:: INFORMATION GIVEN
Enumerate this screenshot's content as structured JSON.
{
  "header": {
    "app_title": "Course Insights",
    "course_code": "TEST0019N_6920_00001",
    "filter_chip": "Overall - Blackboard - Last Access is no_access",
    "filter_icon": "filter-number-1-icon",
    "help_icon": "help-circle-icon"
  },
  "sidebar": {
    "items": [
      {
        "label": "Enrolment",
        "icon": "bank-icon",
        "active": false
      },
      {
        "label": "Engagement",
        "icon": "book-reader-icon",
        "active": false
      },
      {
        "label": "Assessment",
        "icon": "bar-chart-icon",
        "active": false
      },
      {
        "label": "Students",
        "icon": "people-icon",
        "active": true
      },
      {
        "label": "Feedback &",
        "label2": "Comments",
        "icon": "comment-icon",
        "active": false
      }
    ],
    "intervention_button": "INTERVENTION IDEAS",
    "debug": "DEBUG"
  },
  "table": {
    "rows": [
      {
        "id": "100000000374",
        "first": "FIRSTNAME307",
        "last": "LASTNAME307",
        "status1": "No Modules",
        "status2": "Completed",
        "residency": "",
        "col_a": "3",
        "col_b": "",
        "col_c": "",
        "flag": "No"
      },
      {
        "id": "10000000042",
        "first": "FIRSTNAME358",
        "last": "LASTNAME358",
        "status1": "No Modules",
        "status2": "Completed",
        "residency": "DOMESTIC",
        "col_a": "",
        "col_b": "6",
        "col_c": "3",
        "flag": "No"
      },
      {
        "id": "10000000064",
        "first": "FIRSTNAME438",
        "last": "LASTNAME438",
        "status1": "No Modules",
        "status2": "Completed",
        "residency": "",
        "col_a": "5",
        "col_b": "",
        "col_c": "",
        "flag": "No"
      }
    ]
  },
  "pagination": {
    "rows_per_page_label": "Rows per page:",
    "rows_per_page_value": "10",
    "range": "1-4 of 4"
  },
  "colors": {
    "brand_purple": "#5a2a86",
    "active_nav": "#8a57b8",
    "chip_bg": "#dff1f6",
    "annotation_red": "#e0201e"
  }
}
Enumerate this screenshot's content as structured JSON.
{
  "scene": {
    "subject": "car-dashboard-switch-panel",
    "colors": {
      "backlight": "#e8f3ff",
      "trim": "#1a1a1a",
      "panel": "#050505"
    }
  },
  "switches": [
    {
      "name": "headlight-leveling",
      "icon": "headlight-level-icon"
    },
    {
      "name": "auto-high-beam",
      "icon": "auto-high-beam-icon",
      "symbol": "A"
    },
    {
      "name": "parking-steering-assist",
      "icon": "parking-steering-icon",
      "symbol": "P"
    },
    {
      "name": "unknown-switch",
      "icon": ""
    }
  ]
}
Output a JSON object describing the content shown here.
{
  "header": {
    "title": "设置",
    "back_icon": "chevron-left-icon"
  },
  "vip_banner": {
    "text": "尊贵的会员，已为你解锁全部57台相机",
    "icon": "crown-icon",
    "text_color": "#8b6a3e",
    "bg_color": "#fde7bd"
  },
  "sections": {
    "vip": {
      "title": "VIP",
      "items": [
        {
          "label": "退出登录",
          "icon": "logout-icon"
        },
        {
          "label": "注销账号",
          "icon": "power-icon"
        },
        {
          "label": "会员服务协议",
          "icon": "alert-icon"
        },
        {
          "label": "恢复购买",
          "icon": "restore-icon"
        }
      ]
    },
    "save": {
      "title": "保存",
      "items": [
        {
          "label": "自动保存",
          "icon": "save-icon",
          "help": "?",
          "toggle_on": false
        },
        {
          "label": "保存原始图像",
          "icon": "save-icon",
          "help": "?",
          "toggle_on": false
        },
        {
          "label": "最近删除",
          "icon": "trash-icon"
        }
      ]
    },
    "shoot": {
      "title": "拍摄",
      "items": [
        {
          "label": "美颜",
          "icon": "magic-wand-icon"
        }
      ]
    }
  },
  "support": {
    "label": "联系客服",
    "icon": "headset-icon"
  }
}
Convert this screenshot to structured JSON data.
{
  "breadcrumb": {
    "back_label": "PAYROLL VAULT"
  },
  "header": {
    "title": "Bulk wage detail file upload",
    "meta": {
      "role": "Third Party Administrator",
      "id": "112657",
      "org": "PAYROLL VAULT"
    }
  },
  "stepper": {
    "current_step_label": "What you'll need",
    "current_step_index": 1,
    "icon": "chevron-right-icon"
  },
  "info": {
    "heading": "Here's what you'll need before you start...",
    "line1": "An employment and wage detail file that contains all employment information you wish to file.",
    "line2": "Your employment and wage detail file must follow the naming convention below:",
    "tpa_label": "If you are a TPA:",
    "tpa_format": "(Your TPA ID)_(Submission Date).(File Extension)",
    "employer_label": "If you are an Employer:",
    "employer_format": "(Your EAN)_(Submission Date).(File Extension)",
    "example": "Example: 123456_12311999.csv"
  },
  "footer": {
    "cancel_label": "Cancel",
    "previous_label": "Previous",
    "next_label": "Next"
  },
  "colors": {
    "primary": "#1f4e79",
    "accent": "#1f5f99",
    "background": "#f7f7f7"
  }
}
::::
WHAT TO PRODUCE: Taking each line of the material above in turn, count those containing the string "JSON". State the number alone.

ANSWER: 4